out in the world again

For weeks, if not months on end, I’ve been losing myself, drowning in the mire of a disabled child's life, a human shadow traipsing around as Calvin makes endless loops around the house. I'm losing myself in the weariness of monotonous days, losing myself in loads of laundry, a sink full of dishes and bursting bags of dirty diapers. I’ve been losing myself in the whiteness outside, the prolonged cold, gritty streets and frigid wind. My circumference, as my friend Lauren said, is notably smaller in winter. 

When the mercury made it above freezing yesterday, Lauren rang asking if Calvin and I might like to join her for a trip to the Giant Steps. Calvin had had a good night and morning, and was in a rare mood, so I agreed. Within an hour I’d taken a shower, changed three diapers, drew up Calvin’s late afternoon cannabis oil, packed up some snacks, some juice, a bib, a rag, some diapers and some wipes. I loaded Calvin into the back seat of Lauren’s car—at thirteen, he’s just barely big enough now to ride without a car seat—for the scenic drive down Harpswell Neck to Bailey Island.

Halfway there I was able to look up from feeding Calvin to see the open ocean on one side of the peninsula and Mackerel Cove on the other.

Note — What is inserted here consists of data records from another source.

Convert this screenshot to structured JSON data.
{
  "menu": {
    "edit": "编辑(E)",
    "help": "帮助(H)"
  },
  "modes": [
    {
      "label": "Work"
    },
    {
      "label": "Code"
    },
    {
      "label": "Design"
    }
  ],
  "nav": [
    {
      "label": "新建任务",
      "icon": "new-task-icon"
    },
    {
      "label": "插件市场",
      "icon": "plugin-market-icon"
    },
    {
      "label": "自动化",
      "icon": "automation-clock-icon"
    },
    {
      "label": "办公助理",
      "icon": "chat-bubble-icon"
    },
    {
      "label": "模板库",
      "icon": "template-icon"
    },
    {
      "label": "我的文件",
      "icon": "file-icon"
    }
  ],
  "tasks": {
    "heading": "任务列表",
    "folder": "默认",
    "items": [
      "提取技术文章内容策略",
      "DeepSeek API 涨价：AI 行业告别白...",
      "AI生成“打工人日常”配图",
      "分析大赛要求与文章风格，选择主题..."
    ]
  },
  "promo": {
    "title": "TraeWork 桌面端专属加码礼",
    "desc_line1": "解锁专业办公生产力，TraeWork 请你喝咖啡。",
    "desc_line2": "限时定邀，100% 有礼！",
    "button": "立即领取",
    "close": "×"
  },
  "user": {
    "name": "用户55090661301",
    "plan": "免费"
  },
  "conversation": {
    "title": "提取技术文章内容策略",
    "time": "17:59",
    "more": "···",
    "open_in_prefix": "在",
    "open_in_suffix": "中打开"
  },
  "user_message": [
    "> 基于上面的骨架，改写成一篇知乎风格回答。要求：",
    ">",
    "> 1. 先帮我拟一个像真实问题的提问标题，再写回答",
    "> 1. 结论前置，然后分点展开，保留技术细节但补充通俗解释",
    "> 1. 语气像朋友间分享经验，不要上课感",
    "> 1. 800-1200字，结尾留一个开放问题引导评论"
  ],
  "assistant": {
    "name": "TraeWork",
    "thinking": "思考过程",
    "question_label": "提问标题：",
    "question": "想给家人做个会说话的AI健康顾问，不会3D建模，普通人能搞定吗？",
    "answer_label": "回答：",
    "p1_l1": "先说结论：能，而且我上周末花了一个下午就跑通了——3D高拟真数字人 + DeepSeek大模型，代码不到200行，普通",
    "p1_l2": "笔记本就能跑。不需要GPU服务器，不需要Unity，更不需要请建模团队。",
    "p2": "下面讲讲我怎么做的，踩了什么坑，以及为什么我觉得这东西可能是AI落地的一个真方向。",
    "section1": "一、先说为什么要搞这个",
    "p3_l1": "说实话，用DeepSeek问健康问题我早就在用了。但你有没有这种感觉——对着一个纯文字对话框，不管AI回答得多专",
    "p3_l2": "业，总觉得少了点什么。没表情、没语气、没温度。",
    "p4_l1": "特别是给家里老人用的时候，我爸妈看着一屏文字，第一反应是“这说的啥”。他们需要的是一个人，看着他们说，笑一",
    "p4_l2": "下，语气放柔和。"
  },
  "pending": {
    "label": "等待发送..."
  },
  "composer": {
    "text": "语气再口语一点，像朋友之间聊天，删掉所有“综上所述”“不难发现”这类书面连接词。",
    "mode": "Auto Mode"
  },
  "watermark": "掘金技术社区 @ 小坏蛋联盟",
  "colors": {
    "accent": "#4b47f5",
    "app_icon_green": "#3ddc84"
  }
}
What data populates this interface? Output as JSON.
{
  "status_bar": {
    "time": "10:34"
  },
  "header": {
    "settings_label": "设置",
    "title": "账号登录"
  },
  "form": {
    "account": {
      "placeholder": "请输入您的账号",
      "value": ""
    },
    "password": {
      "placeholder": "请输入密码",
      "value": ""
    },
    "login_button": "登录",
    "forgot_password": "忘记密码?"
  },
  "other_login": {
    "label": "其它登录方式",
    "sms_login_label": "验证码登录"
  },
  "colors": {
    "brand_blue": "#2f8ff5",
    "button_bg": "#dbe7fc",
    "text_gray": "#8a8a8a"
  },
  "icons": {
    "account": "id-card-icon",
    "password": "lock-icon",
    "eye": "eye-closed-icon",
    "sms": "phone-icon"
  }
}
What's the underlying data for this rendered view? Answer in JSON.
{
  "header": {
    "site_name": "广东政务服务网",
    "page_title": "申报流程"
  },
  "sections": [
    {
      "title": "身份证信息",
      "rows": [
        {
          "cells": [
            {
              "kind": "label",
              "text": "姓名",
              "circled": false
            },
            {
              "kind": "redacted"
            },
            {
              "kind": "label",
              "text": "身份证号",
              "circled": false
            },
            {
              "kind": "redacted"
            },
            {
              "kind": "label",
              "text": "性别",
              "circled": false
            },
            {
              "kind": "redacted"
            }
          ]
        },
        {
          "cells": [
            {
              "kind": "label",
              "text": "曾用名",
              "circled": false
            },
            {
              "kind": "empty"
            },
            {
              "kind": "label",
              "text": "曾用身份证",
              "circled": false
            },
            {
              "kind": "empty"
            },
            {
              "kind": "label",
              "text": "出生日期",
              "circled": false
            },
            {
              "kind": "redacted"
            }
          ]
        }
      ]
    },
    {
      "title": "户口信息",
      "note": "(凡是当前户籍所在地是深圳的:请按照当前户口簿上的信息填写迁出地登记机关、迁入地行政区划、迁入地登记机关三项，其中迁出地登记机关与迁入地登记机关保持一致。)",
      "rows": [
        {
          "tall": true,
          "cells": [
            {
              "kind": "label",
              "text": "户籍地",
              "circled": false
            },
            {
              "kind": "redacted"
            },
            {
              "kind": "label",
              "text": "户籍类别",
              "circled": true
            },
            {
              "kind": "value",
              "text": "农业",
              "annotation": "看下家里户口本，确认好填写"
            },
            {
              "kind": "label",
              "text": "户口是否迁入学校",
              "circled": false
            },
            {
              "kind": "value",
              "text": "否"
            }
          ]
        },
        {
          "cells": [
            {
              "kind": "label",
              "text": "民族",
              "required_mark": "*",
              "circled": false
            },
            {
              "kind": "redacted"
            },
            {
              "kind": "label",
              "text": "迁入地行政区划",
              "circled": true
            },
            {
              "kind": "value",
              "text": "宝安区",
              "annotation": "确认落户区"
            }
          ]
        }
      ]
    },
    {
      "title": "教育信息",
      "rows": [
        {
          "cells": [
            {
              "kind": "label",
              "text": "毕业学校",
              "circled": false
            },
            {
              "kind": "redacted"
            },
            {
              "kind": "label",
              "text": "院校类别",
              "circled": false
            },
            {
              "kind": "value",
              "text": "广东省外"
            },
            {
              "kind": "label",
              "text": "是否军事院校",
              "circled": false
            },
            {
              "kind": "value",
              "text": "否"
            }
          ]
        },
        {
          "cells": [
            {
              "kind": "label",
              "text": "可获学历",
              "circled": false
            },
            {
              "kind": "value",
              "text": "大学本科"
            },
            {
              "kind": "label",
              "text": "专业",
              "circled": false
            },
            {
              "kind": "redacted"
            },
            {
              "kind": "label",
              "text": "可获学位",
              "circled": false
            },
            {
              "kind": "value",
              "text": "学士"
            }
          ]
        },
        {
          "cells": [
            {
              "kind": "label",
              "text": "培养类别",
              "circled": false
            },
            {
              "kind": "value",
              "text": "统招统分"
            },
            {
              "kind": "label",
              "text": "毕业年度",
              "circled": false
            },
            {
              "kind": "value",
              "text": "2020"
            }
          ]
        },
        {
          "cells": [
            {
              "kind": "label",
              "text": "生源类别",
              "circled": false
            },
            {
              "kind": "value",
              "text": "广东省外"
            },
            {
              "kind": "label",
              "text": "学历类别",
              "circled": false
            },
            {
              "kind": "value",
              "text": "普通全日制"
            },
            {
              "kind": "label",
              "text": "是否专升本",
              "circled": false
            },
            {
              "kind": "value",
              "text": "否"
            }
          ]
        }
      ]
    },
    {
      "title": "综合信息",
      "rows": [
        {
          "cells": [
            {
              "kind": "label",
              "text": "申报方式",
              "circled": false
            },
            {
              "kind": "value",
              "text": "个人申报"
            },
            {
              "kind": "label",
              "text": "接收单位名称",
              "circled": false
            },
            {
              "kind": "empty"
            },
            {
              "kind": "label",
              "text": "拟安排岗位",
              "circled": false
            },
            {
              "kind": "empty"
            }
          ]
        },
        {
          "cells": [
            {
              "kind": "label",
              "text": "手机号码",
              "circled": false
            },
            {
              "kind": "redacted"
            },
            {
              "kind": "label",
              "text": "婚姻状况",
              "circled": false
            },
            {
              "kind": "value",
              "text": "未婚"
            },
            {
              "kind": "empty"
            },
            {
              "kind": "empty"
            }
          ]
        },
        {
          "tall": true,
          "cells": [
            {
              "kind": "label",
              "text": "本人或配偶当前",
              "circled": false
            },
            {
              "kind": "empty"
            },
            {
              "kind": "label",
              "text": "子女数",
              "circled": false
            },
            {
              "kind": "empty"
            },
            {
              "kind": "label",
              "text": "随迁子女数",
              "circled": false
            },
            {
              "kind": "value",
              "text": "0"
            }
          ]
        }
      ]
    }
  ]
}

The scene was picturesque, like one you’d see on a postcard: a dozen or two boats hitched to their moorings floating in a sheltered cove, leafless grey trees, their diaphanous canopies like clouds resting on the horizon. My view reached scores of miles, far beyond the mere feet or yards I'm accustomed to seeing in town. I felt my chest expand and my spine straighten up like I do when I step off of a plane in the West. As we drove, I soaked in the view. Cedar shingle and painted red saltboxes and capes sprouted from snowy knolls against a backdrop of blue sky and sea. Clumps of sumac branched like frozen dancers along the side of the road. I felt as if I were in another world, and then I realized it was one I had simply forgotten existed so close to home.

Turning down a narrow lane, we saw the ocean splayed out before us. Lauren dropped me and Calvin at the trailhead while she parked her car up the road. In an act of defiance, Calvin planted his feet, wouldn't move, and began expressing his disapproval of the cold and/or his inability to transition to the strange, new place. His tantrum included a mix of laughter and shrieks. I struggled to prop him against my knee rather than letting him fall to the soggy ground. Finally, I had to hook my arms under his and carry him to a wooden guardrail where I thought he'd be willing to stand. On approach, I misjudged the height of the railing, he lunged and pitched forward over it. Had he more momentum behind him, he might have plummeted over the edge and down the rocky escarpment, a demise that, for an absurd second at that exasperating moment, I imagined might have been fitting.

When Lauren joined us she took one of Calvin's hands and helped me walk him down the narrow trail to our destination. I was surprised at how well he did. Several yards ahead we found a spot to stop and rest. Lauren sat with Calvin so I could peer over the ledge to view the Giant Steps, a glacial rock formation I had never seen. The mammoth cube-shaped rocks looked as if they'd been placed there by Hercules. As I squinted out over the Atlantic I began to weep, realizing how confined I've been for so long, and grateful to Lauren for having lead me beyond my comfort zone.

On the way back, we had to wrestle with Calvin who, several times, struggled to stop and drop in the mud. All in all, though, he was very compliant and even walked the extra distance up the hill to the car.

Today, it's raining, revealing the green of things, and though I'm stuck indoors once more, I've been reminded that sometimes with a little help it's not too difficult, yet enormously vital, to get out in the world.

Photo by Lauren Catlett


  1. I'm so glad that you had a moment to get away and out and that Calvin "did well." I think about you all the time, Christy, and I wish we lived closer. I miss you. Don't underestimate spring -- it'll be there soon and everything will lighten.

  2. After fourteen years of this caregiver/ teacher/nurse/mother role my comfort zone and my literal world have shrunk as you have so poetically described. My comfort zone is so small, my daughters even smaller. I love this post. You are a beautiful writer.

    1. thank you. my heart goes out to you.

    2. :-). Sorry it seemed to put my comment here and also as anonymous below...

    3. no problem. i figured the other comment was yours, too, but just in case i approved them both! :)

  3. After 14 years in this role my existence has shrunk to the four walls of my home. You have beautifully described the loneliness, isolation and "forgetting" what exists outside this literal and figurative confinement. Sometimes getting out makes coming back much harder. You have a real gift for writing. I often think
    About how even in sleep I can't get out....my dreams too are stuck .